The celebratory joy that Kentucky fans bring to the annual campout for Big Blue Madness tickets got an added dollop of sweetness Tuesday. The news that archrival Louisville was embroiled in a FBI investigation that resulted in charges of fraud and corruption in college basketball brought smiles to faces.
“It tickles me,” Mike Brumfield said.
Brumfield, 69, a retired postal worker from Lexington, expressed doubt that U of L Coach Rick Pitino would be unaware that $100,000 was paid for a highly regarded prospect, as alleged in a federal document released earlier in the day.
“Pitino never knows what’s going on,” Brumfield said in a skeptical tone of voice.
Ruth Anne Hurst, 52, said the allegation, if true, should spell the end of Pitino’s coaching career. It comes two years after U of L was accused of using dancers and prostitutes in its recruiting.
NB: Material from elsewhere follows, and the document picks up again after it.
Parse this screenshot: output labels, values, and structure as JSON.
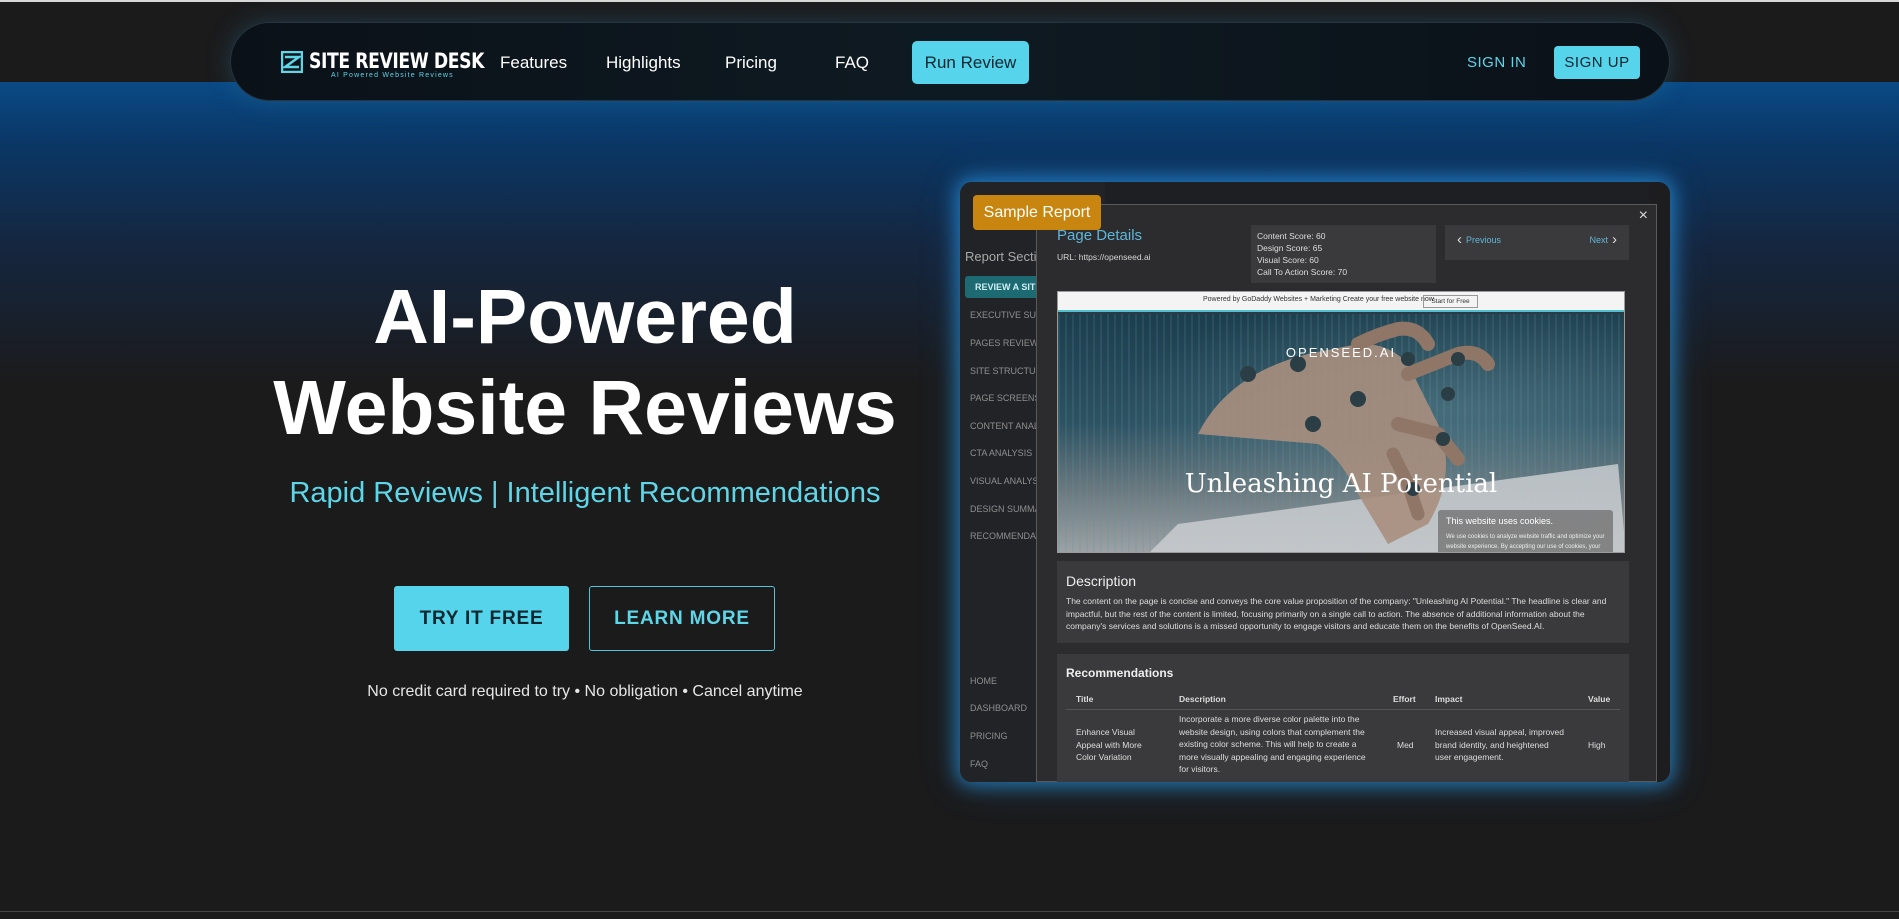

When asked what would be a fitting punishment, Hurst said, “He should be kicked out of Kentucky.”
Recalling how Pitino left UK voluntarily for the Boston Celtics in 1997, Hurst said, “This time make sure he doesn’t come back.”
Brumfield called for the so-called death penalty, a suspension of the program for a period of time.
“If it’s proven they’ve done this, those coaches should get a very, very stiff penalty,” he said. “Maybe (Louisville) should get the death penalty for it. They should not be allowed to go on.”
Two fans suggested that the buying of players is business as usual in college basketball recruiting. Assistant coaches at Auburn, Arizona, Oklahoma State and Southern California were charged with federal crimes.
Dallas Hoskins, 52, who works in radio in Monticello, was not startled by the allegation that a player could be swayed by $100,000.
“That’s beans,” he said. “That’s small potatoes.”
Of the five-star recruit believed to be involved, Brian Bowen, Hoskins said, “That guy, to me, is well worth more than that.”
Marsha Poe, 59, said it would not be shocking to see a player’s services for sale.
“It’s the industry all together,” she said.
Poe, who works and lives in Louisville, was among fans who saw karma at work.
“I deal with Louisville fans all the time,” she said. “And they have said since John Calipari got here that we buy our players. I’ve heard it day in and day out.”
Asked if the news about Louisville made her happy, Poe said, “Only because of that.”
For Poe, the news about Louisville brought on a sense of déjà vu. She said that two years ago, as she packed up her camping equipment after getting Madness tickets, she heard news of Katina Powell’s book alleging Louisville used dancers/prostitutes in its recruiting.
Then came Tuesday’s news. “It’s like, are you kidding me?” Poe said.